Archer retired the first 13 batters he faced en route to picking up the decision in a 4-3 win over the Blue Jays at Tropicana Field.

"He continues to go out and impress," Cash said. "Especially against that lineup, that's an extremely difficult lineup to have that many at-bats against. They just pick up on your mistakes. Doesn't matter how good your stuff is. They're going to get you eventually. Arch just kept pumping fastballs and sliders, and they just couldn't quite time him up."

Archer doused by teammates

Archer won his sixth straight decision, and the Rays have won eight of his last nine starts.
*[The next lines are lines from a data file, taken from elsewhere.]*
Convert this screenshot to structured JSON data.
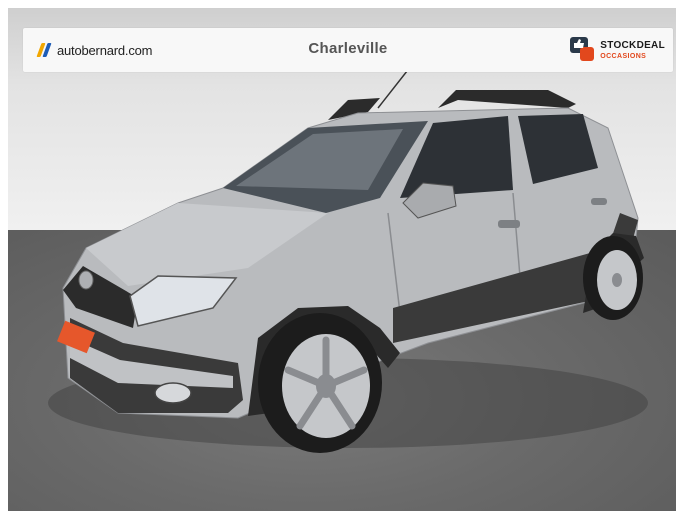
{
  "banner": {
    "brand": {
      "name": "autobernard.com",
      "logo_icon": "autobernard-slash-logo-icon",
      "colors": {
        "accent_orange": "#f2a700",
        "accent_blue": "#1e5db8"
      }
    },
    "location": "Charleville",
    "partner": {
      "name": "STOCKDEAL",
      "subtitle": "OCCASIONS",
      "logo_icon": "stockdeal-thumbs-up-icon",
      "colors": {
        "dark": "#2b3a4a",
        "accent": "#e2481d"
      }
    }
  },
  "photo": {
    "subject_icon": "silver-hatchback-car",
    "colors": {
      "body": "#b9bbbe",
      "trim": "#2a2a2a",
      "floor": "#6a6a6a",
      "wall": "#ececec"
    }
  }
}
He yielded one earned run or none for the 10th time in 16 starts this season.

"Archer's good," Blue Jays manager John Gibbons said. "That's an ace, right there. He's tough to face when he's on. A great competitor. That's why he's having a great year."
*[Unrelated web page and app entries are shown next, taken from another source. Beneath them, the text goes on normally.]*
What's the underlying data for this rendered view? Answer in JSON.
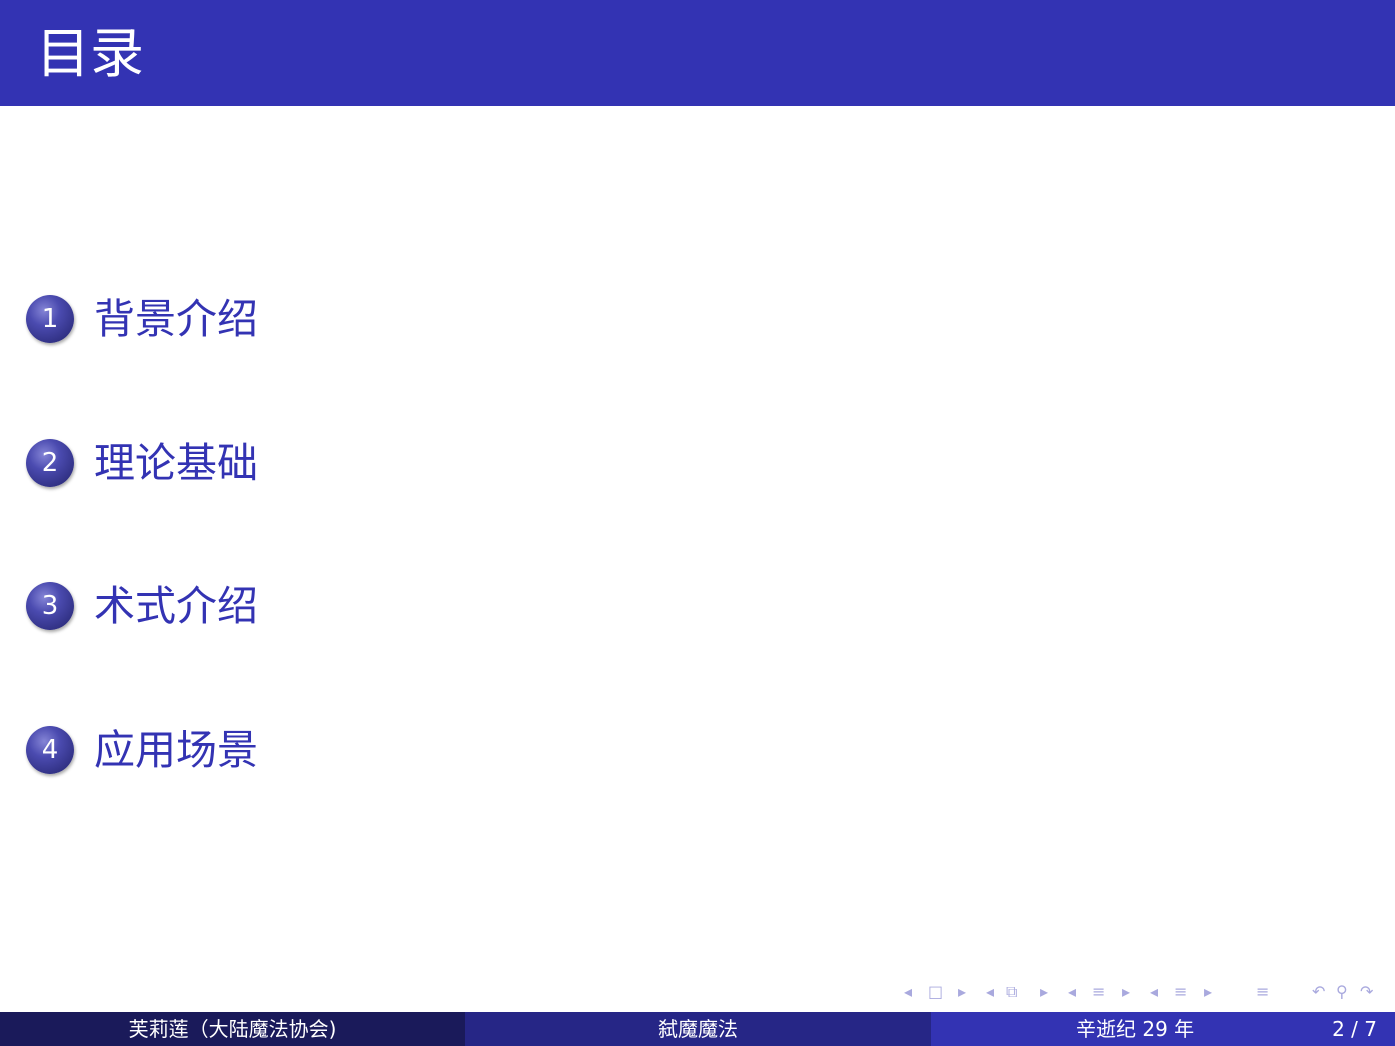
{
  "slide": {
    "title": "目录"
  },
  "toc": {
    "items": [
      {
        "number": "1",
        "label": "背景介绍"
      },
      {
        "number": "2",
        "label": "理论基础"
      },
      {
        "number": "3",
        "label": "术式介绍"
      },
      {
        "number": "4",
        "label": "应用场景"
      }
    ]
  },
  "navigation": {
    "frame_prev": "◂",
    "frame_icon": "□",
    "frame_next": "▸",
    "subsection_prev": "◂",
    "subsection_icon": "⧉",
    "subsection_next": "▸",
    "section_prev": "◂",
    "section_icon": "≡",
    "section_next": "▸",
    "part_prev": "◂",
    "part_icon": "≡",
    "part_next": "▸",
    "toc_icon": "≡",
    "back_icon": "↶",
    "search_icon": "⚲",
    "forward_icon": "↷"
  },
  "footer": {
    "author": "芙莉莲（大陆魔法协会)",
    "short_title": "弑魔魔法",
    "date": "辛逝纪 29 年",
    "page": "2 / 7"
  },
  "colors": {
    "header_bg": "#3333b3",
    "title_text": "#ffffff",
    "toc_text": "#3333b3",
    "footer_left_bg": "#1a1a5a",
    "footer_mid_bg": "#262686",
    "footer_right_bg": "#3333b3",
    "nav_icon": "#a9a9de"
  }
}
Archer, who is 9-4 on the season with a 2.10 ERA, appeared to have everything working. The right-hander was overpowering and efficient, using just 45 pitches through four innings.
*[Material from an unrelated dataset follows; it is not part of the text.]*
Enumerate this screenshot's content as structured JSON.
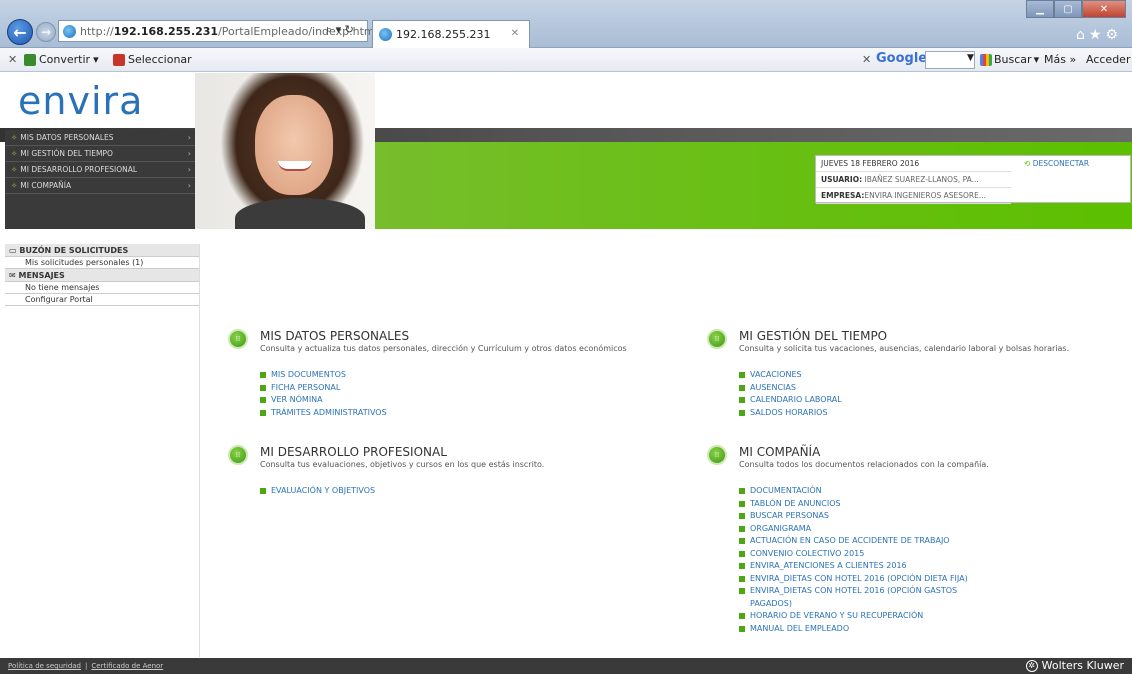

"I mean, all three of my ptiches were there," Archer said. "I could locate my fastball on both sides. I felt comfortable throwing anything at any time, first time through or fourth time through the order. Just kind of went with [catcher Rene Rivera], and obviously that comes from the scouting report that our coaches put together."

Alas, even on a pitcher's best night -- no matter how good the stuff -- he must have an element of luck to achieve perfection. In that respect, Archer came up short against the Blue Jays when former Ray Dioner Navarro broke the spell by hitting a solo home run with one out in the fifth.

Navarro's solo shot to right

"I didn't execute," Archer said. "I was trying to put a fastball in a good place and I put it right in his kill zone. He's a good hitter, man. Rays fans know that. They saw him play here for a few years."

Archer did not buckle, throwing 100 pitches in eight innings before giving way to Brad Boxberger to start the ninth. Cash said the decision to lift the staff ace wasn't a tough one.

"He had done his job," Cash said. "He could have gone more, but we've tried to stay fairly consistent. We're going to turn it over to the guys in the bullpen. Arch had done more than enough in that outing."

Archer allowed that he had a "taxing" seventh that took its toll, making the decision to lift him the right one.

"I wanted to [keep pitching]," Archer said. "I always want to. But our coaches know what they're doing, so they made the right choice."

Archer has made four consecutive starts against the Blue Jays of seven-plus innings in which he's allowed three hits or fewer and one earned run or none. No other pitcher has ever made more than two straight such starts against the Blue Jays.

Despite his success, Archer has a lot of respect for the Blue Jays' lineup.

"It's tricky because they're smart," Archer said. "They're veterans. They remember each time you face them, so you try to execute every pitch to your fullest capability.

"You know you can't slip because if you try to throw a slider, you hang it, it's going to get banged. I guarantee you they remember sequences from that first road trip when we played them."

No doubt the Blue Jays also remember some nasty stuff.

Bill Chastain is a reporter for MLB.com. Listen to his podcast. This story was not subject to the approval of Major League Baseball or its clubs.